HSLColor? lerp(
  1. HSLColor? a,
  2. HSLColor? b,
  3. double t
)

Linearly interpolate between two HSLColors.

The colors are interpolated by interpolating the alpha, hue, saturation, and lightness channels separately, which usually leads to a more pleasing effect than Color.lerp (which interpolates the red, green, and blue channels separately).

If either color is null, this function linearly interpolates from a transparent instance of the other color. This is usually preferable to interpolating from Colors.transparent (const Color(0x00000000)) since that will interpolate from a transparent red and cycle through the hues to match the target color, regardless of what that color's hue is.
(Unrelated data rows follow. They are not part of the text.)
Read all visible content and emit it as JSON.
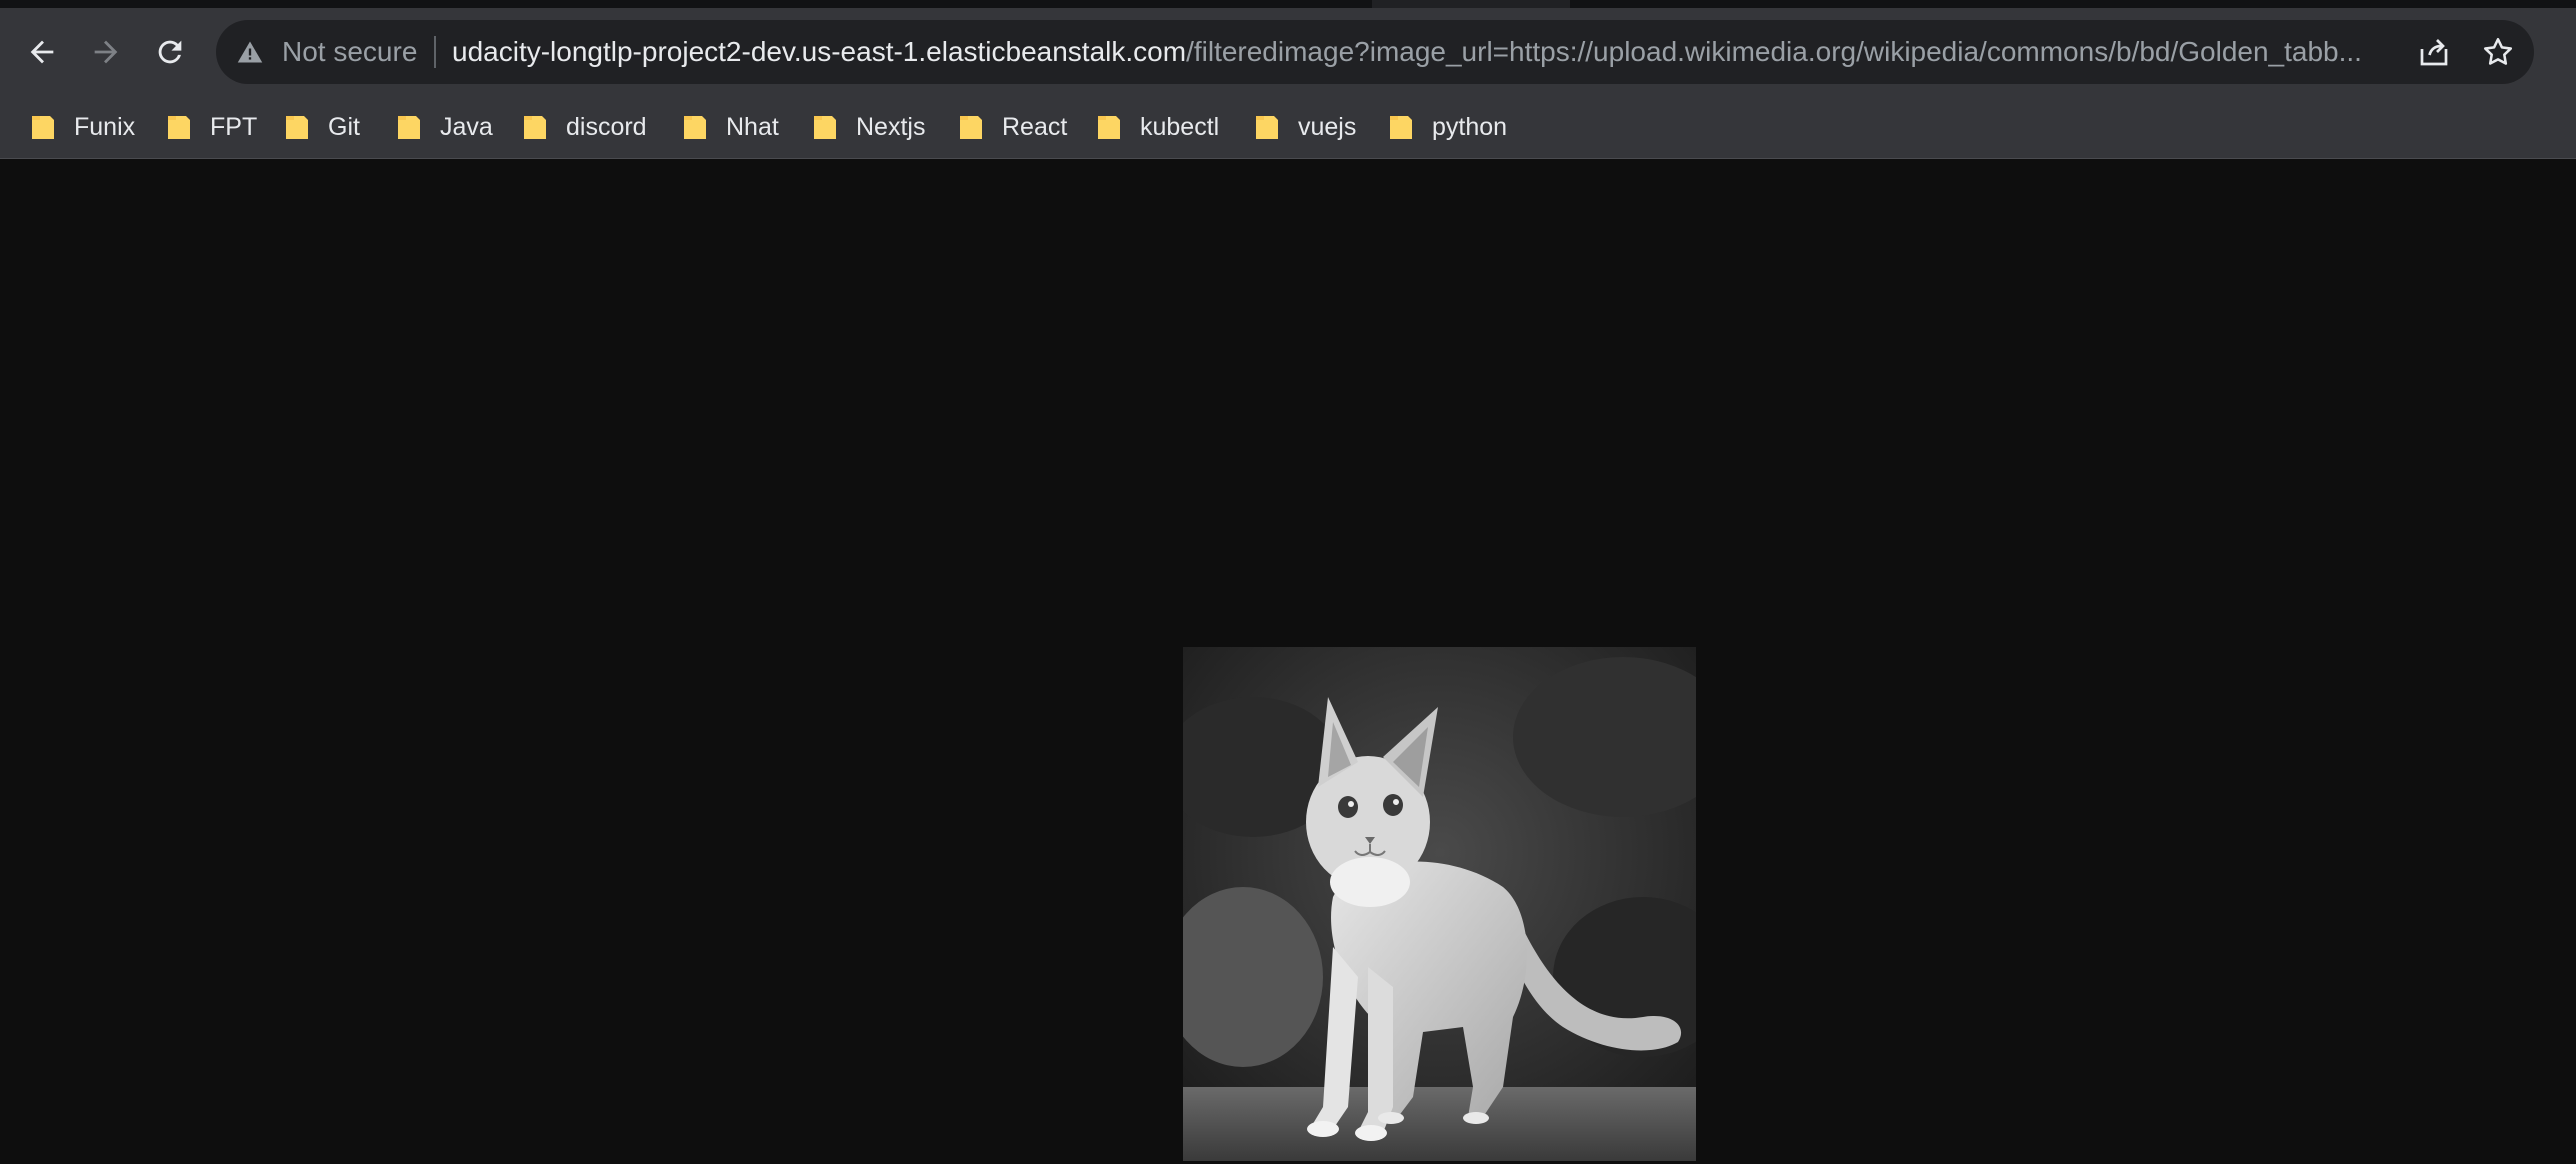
{
  "window": {
    "security_label": "Not secure",
    "url_host": "udacity-longtlp-project2-dev.us-east-1.elasticbeanstalk.com",
    "url_path": "/filteredimage?image_url=https://upload.wikimedia.org/wikipedia/commons/b/bd/Golden_tabb..."
  },
  "toolbar": {
    "icons": [
      "back-arrow-icon",
      "forward-arrow-icon",
      "reload-icon",
      "warning-triangle-icon",
      "share-icon",
      "star-icon"
    ]
  },
  "bookmarks": [
    {
      "label": "Funix",
      "icon": "folder-icon"
    },
    {
      "label": "FPT",
      "icon": "folder-icon"
    },
    {
      "label": "Git",
      "icon": "folder-icon"
    },
    {
      "label": "Java",
      "icon": "folder-icon"
    },
    {
      "label": "discord",
      "icon": "folder-icon"
    },
    {
      "label": "Nhat",
      "icon": "folder-icon"
    },
    {
      "label": "Nextjs",
      "icon": "folder-icon"
    },
    {
      "label": "React",
      "icon": "folder-icon"
    },
    {
      "label": "kubectl",
      "icon": "folder-icon"
    },
    {
      "label": "vuejs",
      "icon": "folder-icon"
    },
    {
      "label": "python",
      "icon": "folder-icon"
    }
  ],
  "colors": {
    "chrome_bg": "#35363a",
    "omnibox_bg": "#202124",
    "page_bg": "#0e0e0e",
    "folder_yellow": "#fdd663",
    "text_primary": "#e8eaed",
    "text_secondary": "#9aa0a6"
  }
}
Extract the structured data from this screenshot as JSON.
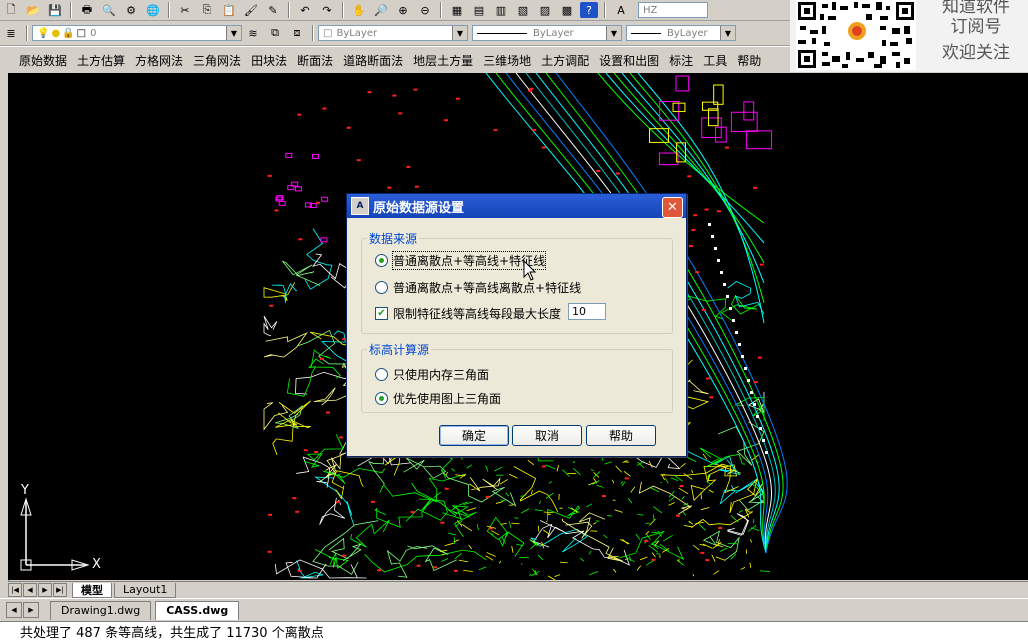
{
  "toolbar": {
    "layer_value": "0",
    "color_combo": "ByLayer",
    "linetype_combo": "ByLayer",
    "lineweight_combo": "ByLayer",
    "plotstyle_combo": "ByLayer",
    "font_combo": "HZ"
  },
  "menubar": {
    "items": [
      "原始数据",
      "土方估算",
      "方格网法",
      "三角网法",
      "田块法",
      "断面法",
      "道路断面法",
      "地层土方量",
      "三维场地",
      "土方调配",
      "设置和出图",
      "标注",
      "工具",
      "帮助"
    ]
  },
  "promo": {
    "line1": "知道软件",
    "line2": "订阅号",
    "line3": "欢迎关注"
  },
  "canvas": {
    "ucs_y": "Y",
    "ucs_x": "X"
  },
  "layout_tabs": {
    "model": "模型",
    "layout1": "Layout1"
  },
  "doc_tabs": {
    "items": [
      "Drawing1.dwg",
      "CASS.dwg"
    ]
  },
  "command_line": {
    "text": "共处理了 487 条等高线，共生成了 11730 个离散点"
  },
  "dialog": {
    "title": "原始数据源设置",
    "group1_label": "数据来源",
    "option1": "普通离散点+等高线+特征线",
    "option2": "普通离散点+等高线离散点+特征线",
    "checkbox_label": "限制特征线等高线每段最大长度",
    "max_length_value": "10",
    "group2_label": "标高计算源",
    "option3": "只使用内存三角面",
    "option4": "优先使用图上三角面",
    "ok_label": "确定",
    "cancel_label": "取消",
    "help_label": "帮助",
    "close_glyph": "✕",
    "icon_glyph": "A"
  },
  "colors": {
    "canvas_bg": "#000000",
    "title_bar": "#1f52c8",
    "radio_dot": "#21a121"
  }
}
The t argument represents position on the timeline, with 0.0 meaning that the interpolation has not started, returning a (or something equivalent to a), 1.0 meaning that the interpolation has finished, returning b (or something equivalent to b), and values between them meaning that the interpolation is at the relevant point on the timeline between a and b. The interpolation can be extrapolated beyond 0.0 and 1.0, so negative values and values greater than 1.0 are valid (and can easily be generated by curves such as Curves.elasticInOut).

Values outside of the valid range for each channel will be clamped.

Values for t are usually obtained from an Animation<double>, such as an AnimationController.

Implementation

static HSLColor? lerp(HSLColor? a, HSLColor? b, double t) {
  assert(t != null);
  if (a == null && b == null)
    return null;
  if (a == null)
    return b!._scaleAlpha(t);
  if (b == null)
    return a._scaleAlpha(1.0 - t);
  return HSLColor.fromAHSL(
    lerpDouble(a.alpha, b.alpha, t)!.clamp(0.0, 1.0),
    lerpDouble(a.hue, b.hue, t)! % 360.0,
    lerpDouble(a.saturation, b.saturation, t)!.clamp(0.0, 1.0),
    lerpDouble(a.lightness, b.lightness, t)!.clamp(0.0, 1.0),
  );
}